> **To do**
Report every line of the listing below in which the string "value" occurs.

> **Data for this exercise**
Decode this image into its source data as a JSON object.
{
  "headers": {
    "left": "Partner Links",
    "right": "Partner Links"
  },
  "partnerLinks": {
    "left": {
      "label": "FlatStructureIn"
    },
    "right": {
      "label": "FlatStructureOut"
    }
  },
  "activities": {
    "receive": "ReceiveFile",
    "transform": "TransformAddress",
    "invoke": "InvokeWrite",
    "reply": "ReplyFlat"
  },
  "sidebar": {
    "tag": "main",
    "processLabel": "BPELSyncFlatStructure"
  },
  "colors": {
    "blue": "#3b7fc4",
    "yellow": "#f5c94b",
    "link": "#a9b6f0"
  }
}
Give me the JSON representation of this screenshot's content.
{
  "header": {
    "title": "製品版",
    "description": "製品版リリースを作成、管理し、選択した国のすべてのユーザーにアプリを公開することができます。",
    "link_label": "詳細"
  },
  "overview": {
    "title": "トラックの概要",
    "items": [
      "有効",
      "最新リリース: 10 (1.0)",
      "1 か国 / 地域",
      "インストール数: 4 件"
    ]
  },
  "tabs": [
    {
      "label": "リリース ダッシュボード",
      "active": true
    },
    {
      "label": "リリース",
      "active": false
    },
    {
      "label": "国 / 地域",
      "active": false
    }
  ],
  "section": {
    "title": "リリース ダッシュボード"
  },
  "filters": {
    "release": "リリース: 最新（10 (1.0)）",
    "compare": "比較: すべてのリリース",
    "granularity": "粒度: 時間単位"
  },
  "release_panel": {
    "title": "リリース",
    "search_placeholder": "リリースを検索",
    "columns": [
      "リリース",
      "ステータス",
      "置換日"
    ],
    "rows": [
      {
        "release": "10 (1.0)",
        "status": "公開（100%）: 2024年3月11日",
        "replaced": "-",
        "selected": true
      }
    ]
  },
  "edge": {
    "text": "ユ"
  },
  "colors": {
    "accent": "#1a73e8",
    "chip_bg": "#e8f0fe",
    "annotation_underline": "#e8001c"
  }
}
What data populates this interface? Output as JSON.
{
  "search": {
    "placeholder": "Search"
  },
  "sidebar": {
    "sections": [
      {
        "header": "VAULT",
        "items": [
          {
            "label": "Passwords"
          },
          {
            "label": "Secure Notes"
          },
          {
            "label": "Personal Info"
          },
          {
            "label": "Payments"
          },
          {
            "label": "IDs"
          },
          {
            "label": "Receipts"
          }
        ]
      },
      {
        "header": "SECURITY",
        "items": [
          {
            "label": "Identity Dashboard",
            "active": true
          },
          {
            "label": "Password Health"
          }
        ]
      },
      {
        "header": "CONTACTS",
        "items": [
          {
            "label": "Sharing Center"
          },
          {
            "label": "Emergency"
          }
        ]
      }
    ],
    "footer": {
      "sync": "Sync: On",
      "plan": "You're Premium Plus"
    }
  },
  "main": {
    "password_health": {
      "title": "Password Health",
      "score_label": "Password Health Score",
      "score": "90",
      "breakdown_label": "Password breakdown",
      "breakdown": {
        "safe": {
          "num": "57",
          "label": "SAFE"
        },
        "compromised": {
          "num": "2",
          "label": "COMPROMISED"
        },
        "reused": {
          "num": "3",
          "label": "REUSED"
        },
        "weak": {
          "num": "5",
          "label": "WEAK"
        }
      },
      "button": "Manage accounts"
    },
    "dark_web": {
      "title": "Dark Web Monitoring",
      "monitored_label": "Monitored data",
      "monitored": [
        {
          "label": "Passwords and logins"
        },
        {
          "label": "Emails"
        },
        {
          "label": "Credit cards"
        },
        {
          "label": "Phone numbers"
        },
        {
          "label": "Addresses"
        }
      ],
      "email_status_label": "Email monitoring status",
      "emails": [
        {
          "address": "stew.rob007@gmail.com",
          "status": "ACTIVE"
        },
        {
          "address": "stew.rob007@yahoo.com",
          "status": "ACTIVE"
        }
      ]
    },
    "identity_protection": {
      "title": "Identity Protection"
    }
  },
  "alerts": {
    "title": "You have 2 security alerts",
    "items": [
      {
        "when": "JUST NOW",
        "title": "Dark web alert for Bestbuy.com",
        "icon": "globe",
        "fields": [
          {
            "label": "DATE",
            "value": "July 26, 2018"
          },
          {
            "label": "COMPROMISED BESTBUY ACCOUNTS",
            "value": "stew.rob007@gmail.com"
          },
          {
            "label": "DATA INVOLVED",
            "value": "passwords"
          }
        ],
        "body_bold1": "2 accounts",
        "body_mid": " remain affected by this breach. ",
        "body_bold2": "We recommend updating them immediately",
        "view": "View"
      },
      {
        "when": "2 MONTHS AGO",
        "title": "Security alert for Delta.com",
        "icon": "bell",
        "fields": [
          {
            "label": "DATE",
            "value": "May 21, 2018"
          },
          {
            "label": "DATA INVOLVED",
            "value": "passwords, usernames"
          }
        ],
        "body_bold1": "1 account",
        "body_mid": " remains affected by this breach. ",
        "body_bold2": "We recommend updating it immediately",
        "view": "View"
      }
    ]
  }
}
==
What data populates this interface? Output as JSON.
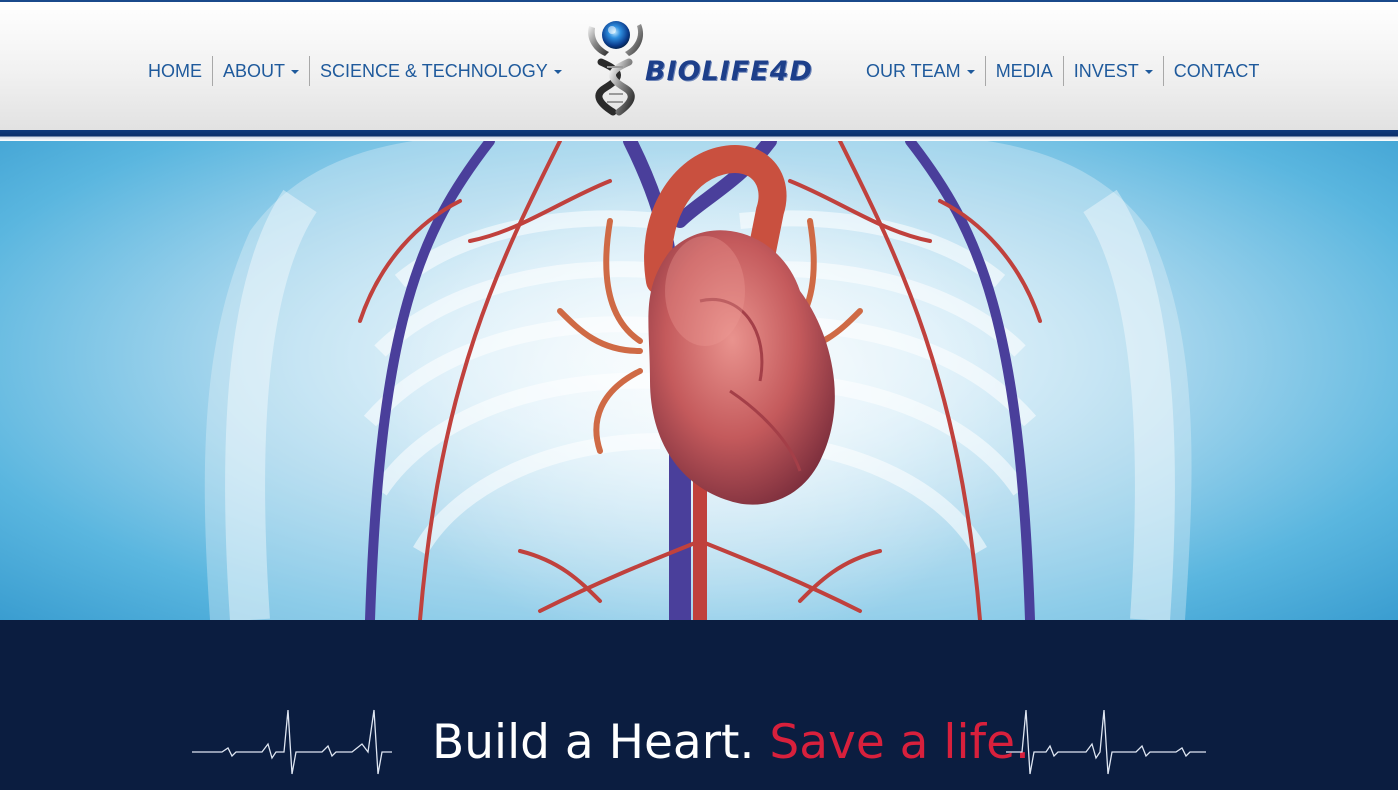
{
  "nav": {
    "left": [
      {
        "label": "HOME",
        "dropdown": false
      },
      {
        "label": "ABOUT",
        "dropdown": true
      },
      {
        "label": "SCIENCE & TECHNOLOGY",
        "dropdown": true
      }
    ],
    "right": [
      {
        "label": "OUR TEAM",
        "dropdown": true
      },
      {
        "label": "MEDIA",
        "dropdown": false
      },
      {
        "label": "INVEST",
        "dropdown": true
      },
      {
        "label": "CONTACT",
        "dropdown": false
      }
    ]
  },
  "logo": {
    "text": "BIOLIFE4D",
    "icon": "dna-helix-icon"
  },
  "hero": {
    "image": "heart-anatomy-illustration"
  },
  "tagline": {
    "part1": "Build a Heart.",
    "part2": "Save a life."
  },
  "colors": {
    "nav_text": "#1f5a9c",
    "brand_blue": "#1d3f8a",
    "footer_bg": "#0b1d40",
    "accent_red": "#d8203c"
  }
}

> **Written solution**
            "value": "July 26, 2018"
            "value": "stew.rob007@gmail.com"
            "value": "passwords"
            "value": "May 21, 2018"
            "value": "passwords, usernames"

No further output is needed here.